Basic substances and acidic ionophores that increase the lysosomal pH in cultured macrophages (Ohkuma, S., and B. Poole, 1978, Proc. Natl. Acad. Sci. USA., 75:3327-3331; Poole, B., and S. Ohkuma, 1981, J. Cell Biol., 90:665-669) inhibited the digestion of heat-denatured acetylated bovine serum albumin (BSA) taken up by the cells. For several substances, the shift in pH sufficed to explain the inhibition of proteolysis. Additional effects, presumably on enzyme activities, have to be postulated for tributylamine, amantadine, and chloroquine. Sodium fluoride (10 mM) had no significant effect on the breakdown of BSA by macrophages. The breakdown of endogenous macrophage proteins, whether short lived or long lived, was inhibited approximately 40% by 10 mM NaF and 30%, or sometimes less in the case of long-lived proteins, by 100 microM chloroquine. When the cells were supplied with BSA, a mixture of cell proteins, or even inert endocytosible materials, the breakdown of endogenous long-lived proteins and the inhibitory effect of chloroquine on this process were selectively reduced. Inhibition of endocytosis by cytochalasins B or D did not affect the chloroquine-sensitive breakdown of endogenous proteins, indicating that the proteins degraded by this process were truly endogenous and not taken in from the outside by cellular cannibalism.
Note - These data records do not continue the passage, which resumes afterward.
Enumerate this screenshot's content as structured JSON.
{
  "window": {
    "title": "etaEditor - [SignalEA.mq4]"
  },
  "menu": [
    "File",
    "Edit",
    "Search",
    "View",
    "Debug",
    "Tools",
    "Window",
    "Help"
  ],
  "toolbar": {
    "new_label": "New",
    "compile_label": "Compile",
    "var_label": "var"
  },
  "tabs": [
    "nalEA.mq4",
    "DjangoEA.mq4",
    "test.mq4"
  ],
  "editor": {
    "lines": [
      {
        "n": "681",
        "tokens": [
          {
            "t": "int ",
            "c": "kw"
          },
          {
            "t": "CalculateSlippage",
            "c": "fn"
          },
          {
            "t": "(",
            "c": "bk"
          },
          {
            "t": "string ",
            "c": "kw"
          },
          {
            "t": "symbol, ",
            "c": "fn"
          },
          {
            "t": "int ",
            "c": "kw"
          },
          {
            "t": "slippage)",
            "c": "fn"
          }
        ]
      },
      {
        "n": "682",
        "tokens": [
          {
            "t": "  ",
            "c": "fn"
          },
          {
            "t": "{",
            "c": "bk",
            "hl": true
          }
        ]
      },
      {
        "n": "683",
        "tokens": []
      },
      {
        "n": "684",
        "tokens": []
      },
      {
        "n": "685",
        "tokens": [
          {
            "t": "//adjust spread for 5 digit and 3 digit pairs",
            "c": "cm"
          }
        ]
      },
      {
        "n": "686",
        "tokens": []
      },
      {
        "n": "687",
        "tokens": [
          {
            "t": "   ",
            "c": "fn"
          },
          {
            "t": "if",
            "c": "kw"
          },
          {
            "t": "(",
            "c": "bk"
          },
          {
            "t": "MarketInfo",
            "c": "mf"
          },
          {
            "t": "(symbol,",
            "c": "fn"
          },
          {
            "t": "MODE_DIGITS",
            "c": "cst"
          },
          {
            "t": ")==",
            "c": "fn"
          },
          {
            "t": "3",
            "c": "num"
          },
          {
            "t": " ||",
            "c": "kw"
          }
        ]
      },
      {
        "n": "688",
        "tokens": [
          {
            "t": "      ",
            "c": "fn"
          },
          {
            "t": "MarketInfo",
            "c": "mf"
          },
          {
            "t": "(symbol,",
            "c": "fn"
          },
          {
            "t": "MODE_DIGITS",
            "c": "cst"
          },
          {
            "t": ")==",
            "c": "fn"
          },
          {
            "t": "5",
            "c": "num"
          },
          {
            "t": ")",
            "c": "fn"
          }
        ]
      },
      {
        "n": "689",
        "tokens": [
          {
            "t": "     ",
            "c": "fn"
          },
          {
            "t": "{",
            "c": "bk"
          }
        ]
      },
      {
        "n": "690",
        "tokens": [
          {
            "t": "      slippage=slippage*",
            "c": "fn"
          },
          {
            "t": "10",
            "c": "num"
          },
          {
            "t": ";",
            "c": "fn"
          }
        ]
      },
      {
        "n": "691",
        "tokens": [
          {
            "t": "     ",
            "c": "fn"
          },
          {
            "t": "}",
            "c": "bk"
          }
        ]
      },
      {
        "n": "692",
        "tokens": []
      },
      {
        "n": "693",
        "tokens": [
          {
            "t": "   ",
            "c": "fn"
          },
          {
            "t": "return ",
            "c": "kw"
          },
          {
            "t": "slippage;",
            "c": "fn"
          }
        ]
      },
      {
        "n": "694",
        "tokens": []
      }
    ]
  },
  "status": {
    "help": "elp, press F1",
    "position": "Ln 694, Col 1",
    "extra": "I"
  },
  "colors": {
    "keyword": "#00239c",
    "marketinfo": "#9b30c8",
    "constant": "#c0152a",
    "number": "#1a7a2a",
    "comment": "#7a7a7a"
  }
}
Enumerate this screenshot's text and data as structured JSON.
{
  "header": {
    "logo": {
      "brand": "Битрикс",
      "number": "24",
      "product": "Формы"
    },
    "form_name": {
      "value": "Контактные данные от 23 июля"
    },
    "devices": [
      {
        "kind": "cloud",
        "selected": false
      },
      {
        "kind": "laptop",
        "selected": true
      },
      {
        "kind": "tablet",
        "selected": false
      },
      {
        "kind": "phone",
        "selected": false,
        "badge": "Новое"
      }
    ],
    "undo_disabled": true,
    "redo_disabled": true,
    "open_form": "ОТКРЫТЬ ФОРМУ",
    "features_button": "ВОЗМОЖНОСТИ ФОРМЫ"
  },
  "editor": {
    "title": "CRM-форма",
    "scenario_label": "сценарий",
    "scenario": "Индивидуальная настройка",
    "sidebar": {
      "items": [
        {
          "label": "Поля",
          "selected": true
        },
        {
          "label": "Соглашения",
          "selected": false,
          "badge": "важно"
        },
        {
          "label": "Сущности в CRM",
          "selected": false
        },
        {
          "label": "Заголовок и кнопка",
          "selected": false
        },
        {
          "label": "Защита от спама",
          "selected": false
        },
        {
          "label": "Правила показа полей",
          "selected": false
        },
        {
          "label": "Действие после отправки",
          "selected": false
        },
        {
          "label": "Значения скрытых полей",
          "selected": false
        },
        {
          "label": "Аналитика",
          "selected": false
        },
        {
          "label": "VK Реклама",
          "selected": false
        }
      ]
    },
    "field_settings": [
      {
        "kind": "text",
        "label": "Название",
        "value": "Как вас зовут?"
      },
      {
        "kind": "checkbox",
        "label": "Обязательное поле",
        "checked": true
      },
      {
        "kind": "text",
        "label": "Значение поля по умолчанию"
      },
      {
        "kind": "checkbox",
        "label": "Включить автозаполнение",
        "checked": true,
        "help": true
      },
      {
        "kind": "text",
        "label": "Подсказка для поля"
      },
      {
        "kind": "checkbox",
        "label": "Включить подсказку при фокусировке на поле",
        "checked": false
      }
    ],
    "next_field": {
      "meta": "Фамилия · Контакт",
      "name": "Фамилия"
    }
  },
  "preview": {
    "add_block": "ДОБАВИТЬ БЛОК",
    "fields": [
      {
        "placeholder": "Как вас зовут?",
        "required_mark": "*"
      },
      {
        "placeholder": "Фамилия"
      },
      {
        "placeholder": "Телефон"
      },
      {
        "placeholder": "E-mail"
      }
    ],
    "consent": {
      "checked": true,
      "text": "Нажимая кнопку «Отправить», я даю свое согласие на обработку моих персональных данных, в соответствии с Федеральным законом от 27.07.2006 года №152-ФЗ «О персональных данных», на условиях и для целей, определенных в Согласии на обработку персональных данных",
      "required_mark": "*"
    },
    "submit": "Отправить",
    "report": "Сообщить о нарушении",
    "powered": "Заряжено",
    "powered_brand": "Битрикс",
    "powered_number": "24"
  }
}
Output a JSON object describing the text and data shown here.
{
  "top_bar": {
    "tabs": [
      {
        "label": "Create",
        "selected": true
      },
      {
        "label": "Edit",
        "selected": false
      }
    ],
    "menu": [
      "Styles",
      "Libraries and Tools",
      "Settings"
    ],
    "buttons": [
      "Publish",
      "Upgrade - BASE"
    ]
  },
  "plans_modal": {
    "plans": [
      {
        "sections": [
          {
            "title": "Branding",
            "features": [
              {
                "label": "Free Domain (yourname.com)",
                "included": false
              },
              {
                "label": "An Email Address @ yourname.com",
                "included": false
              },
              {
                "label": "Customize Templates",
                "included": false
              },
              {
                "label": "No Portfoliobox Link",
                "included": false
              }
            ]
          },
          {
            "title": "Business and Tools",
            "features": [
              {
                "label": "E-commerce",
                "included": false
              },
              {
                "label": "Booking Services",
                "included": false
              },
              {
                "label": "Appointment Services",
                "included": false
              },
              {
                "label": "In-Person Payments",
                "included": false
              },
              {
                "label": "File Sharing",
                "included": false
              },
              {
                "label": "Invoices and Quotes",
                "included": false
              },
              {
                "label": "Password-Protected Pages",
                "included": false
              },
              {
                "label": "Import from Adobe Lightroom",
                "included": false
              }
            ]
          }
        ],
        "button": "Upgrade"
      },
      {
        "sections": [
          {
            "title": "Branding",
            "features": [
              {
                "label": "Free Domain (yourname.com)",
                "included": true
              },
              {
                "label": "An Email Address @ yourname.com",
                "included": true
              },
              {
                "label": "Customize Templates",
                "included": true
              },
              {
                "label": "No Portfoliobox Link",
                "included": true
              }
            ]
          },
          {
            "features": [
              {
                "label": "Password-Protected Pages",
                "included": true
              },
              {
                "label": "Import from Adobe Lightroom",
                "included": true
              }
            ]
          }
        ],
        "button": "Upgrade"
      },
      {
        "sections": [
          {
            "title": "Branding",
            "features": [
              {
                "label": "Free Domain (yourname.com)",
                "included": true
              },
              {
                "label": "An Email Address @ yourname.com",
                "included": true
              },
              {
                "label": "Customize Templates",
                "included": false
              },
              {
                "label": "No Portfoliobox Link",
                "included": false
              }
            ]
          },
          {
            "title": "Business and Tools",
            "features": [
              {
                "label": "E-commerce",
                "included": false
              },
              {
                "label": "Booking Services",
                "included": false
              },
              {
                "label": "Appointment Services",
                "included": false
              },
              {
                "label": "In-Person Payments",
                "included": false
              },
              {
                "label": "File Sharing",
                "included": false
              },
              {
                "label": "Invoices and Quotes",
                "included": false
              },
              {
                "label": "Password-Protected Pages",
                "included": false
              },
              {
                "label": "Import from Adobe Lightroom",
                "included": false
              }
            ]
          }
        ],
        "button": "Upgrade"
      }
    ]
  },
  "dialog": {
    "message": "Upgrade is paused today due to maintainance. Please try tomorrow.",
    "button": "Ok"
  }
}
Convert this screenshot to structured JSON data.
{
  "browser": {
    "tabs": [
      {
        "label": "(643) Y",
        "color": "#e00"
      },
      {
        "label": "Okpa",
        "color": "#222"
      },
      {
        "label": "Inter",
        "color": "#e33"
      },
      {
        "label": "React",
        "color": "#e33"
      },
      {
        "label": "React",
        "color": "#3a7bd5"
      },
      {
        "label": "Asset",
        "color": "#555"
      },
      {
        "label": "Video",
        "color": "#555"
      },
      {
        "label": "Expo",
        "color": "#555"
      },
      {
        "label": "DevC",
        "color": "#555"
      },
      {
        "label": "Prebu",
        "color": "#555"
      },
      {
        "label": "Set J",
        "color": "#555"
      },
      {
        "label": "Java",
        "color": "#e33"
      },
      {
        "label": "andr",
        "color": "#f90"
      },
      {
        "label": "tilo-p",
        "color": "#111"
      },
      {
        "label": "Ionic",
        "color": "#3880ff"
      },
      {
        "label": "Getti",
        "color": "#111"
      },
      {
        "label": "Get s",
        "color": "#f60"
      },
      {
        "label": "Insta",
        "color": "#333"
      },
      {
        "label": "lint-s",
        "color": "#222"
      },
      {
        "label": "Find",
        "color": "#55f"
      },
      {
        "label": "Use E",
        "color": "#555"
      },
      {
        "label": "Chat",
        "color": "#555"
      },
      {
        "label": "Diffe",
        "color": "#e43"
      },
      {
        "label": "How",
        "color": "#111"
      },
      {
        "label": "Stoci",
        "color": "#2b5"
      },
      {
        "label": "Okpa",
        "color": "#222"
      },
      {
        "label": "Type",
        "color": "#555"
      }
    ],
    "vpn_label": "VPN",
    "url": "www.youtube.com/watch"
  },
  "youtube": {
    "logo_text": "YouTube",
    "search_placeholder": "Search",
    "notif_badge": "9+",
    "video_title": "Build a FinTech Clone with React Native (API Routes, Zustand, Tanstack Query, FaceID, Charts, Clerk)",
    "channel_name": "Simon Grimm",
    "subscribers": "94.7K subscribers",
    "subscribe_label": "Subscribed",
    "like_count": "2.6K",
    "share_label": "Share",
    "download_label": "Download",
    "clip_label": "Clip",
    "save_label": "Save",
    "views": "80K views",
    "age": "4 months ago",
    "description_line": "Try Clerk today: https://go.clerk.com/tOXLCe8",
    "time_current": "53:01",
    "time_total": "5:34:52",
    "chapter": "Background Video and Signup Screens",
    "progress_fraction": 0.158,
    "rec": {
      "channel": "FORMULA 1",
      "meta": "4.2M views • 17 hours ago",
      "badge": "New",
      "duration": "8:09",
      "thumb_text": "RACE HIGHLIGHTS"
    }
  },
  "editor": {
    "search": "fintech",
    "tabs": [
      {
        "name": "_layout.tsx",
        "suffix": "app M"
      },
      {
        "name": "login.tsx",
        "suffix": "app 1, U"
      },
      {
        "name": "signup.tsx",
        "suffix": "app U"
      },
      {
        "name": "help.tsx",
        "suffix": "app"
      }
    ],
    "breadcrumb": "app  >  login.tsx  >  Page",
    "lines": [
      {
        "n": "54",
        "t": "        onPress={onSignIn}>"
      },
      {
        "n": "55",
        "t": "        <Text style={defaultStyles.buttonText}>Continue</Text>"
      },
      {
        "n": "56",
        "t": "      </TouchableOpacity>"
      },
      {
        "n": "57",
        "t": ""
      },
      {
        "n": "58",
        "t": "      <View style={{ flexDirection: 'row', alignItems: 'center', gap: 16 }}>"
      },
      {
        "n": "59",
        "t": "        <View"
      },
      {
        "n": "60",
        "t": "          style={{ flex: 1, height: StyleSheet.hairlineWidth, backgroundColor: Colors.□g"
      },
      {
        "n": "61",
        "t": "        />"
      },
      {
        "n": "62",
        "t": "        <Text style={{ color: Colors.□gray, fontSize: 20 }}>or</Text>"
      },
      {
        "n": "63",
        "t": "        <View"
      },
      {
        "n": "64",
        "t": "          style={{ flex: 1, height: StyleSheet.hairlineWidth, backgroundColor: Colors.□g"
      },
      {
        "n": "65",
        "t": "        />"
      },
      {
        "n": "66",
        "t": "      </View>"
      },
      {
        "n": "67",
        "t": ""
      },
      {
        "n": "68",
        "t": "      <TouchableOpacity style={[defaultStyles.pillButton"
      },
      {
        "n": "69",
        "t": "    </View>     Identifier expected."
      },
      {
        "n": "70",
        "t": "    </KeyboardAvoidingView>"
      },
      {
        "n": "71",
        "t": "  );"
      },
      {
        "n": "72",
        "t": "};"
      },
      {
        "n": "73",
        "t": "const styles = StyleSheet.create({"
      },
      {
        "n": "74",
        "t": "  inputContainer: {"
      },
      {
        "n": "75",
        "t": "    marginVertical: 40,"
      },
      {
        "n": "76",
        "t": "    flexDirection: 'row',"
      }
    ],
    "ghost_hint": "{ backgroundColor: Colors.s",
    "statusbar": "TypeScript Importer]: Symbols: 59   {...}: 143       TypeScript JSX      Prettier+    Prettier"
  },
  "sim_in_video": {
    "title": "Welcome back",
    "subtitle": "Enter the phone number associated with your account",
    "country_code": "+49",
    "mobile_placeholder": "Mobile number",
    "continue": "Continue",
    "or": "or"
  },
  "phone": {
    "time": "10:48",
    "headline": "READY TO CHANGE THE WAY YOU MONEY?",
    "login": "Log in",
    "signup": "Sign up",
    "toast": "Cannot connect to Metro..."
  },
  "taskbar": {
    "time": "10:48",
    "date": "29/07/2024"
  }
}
On the other hand, when macrophage proteins were supplied extracellularly, their breakdown occurred at the same rate for short-lived and long-lived proteins, and it was strongly inhibited by chloroquine and not by NaF. It is concluded from these results that the breakdown of endogenous proteins, both short-lived and long-lived, probably takes place partly (approximately 30%) in lysosomes and partly through one or more nonlysosomal mechanism(s) unaffected by chloroquine and presumably susceptible to inhibition by fluoride. A difference must exist between short-lived and long-lived proteins in the manner in which they reach lysosomes or are handled by these organelles; this difference would account for the selective effect of the supply of endocytosible materials on the lysosomal processing of long-lived proteins.
The effects of basic substances and acidic ionophores on the digestion of exogenous and endogenous proteins in mouse peritoneal macrophages.
- Views Icon Views
- PDF LinkPDF
- Share Icon Share
- Search Site
S Ohkuma, J Chudzik, B Poole; The effects of basic substances and acidic ionophores on the digestion of exogenous and endogenous proteins in mouse peritoneal macrophages.. J Cell Biol 1 March 1986; 102 (3): 959–966. doi: https://doi.org/10.1083/jcb.102.3.959
Download citation file: